▸ **What the task requires**: A single number is wanted: how many lines of the data below include the string "name"?

(Excerpts from an interface dataset)
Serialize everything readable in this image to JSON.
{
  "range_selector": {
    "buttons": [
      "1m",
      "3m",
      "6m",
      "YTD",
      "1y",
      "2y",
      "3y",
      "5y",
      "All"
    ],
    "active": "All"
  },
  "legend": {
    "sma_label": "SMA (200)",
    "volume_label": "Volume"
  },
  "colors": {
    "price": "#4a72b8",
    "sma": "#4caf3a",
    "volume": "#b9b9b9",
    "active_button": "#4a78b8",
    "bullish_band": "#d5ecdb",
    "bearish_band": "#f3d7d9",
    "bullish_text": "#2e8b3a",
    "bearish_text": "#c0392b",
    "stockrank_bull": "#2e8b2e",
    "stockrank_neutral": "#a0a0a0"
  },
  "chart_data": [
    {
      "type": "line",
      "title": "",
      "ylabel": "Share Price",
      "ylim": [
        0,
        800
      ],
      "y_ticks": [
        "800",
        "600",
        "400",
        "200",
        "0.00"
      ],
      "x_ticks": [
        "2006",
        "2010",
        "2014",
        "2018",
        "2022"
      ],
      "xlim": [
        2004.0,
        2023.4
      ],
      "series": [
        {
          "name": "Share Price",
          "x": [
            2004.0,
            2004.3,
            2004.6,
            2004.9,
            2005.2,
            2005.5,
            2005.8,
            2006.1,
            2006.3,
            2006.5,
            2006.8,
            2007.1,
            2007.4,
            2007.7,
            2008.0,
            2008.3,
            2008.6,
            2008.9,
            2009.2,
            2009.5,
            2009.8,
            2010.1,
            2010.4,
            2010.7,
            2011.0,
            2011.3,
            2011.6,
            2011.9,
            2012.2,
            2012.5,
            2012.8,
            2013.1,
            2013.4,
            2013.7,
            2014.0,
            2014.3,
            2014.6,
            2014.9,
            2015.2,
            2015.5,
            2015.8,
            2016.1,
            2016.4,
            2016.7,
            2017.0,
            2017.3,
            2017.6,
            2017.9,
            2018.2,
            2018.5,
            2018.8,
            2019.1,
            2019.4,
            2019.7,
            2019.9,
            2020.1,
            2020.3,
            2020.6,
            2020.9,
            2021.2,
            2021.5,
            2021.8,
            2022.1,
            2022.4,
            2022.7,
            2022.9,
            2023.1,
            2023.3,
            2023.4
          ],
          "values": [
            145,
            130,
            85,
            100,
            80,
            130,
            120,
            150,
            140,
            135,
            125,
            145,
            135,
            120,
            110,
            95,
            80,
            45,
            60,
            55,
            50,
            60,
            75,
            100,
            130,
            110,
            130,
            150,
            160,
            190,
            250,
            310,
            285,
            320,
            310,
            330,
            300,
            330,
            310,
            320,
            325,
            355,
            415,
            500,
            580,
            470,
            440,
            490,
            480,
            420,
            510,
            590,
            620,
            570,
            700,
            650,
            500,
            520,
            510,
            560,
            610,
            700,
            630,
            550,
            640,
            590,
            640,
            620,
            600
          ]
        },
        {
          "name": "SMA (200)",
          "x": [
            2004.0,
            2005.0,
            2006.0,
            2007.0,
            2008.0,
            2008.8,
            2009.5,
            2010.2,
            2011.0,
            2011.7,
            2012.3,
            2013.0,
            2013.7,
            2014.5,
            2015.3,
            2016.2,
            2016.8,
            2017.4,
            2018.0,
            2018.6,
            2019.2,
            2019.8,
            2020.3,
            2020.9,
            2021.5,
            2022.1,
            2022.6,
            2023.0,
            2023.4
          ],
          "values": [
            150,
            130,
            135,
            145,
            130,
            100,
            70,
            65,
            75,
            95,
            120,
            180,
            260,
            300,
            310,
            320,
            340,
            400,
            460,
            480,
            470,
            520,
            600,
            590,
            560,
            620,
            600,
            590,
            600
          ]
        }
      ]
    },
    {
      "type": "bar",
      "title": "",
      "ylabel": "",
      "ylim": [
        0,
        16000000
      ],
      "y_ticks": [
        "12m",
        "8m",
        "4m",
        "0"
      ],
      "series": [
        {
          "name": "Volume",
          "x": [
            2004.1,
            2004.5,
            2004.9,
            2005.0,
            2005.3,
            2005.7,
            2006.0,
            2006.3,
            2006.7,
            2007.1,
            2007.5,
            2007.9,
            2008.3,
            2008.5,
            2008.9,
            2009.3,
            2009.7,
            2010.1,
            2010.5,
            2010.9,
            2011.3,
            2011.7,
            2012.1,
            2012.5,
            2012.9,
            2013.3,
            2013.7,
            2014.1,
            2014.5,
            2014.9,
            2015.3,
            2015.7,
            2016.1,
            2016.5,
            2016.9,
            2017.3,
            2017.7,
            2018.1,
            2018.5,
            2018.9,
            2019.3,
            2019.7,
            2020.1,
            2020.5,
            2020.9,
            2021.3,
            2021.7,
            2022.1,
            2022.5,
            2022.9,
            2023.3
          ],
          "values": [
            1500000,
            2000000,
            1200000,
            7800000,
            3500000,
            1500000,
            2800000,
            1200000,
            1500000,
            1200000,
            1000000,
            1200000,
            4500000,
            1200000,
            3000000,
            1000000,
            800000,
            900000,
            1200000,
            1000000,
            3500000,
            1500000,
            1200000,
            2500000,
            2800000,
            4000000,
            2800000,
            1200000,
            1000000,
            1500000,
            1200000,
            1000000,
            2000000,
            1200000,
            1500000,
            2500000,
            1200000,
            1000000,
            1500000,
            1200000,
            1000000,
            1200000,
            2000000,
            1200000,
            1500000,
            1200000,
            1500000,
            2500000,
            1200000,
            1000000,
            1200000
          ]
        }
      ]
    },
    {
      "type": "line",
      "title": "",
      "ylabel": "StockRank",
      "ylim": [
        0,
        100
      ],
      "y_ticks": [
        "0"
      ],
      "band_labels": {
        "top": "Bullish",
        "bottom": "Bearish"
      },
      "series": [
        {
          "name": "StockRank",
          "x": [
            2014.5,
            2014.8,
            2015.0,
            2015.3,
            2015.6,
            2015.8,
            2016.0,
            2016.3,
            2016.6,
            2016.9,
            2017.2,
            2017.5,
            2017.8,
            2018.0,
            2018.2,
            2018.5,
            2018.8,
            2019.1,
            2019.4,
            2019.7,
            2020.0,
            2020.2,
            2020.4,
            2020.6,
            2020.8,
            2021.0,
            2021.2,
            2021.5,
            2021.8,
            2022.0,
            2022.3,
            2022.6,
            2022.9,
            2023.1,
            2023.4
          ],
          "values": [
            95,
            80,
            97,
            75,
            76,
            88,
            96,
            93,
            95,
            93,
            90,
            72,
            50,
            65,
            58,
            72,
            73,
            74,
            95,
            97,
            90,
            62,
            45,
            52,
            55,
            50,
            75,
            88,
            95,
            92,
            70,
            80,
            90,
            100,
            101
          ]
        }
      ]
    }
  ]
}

▸ **Task solution**: 4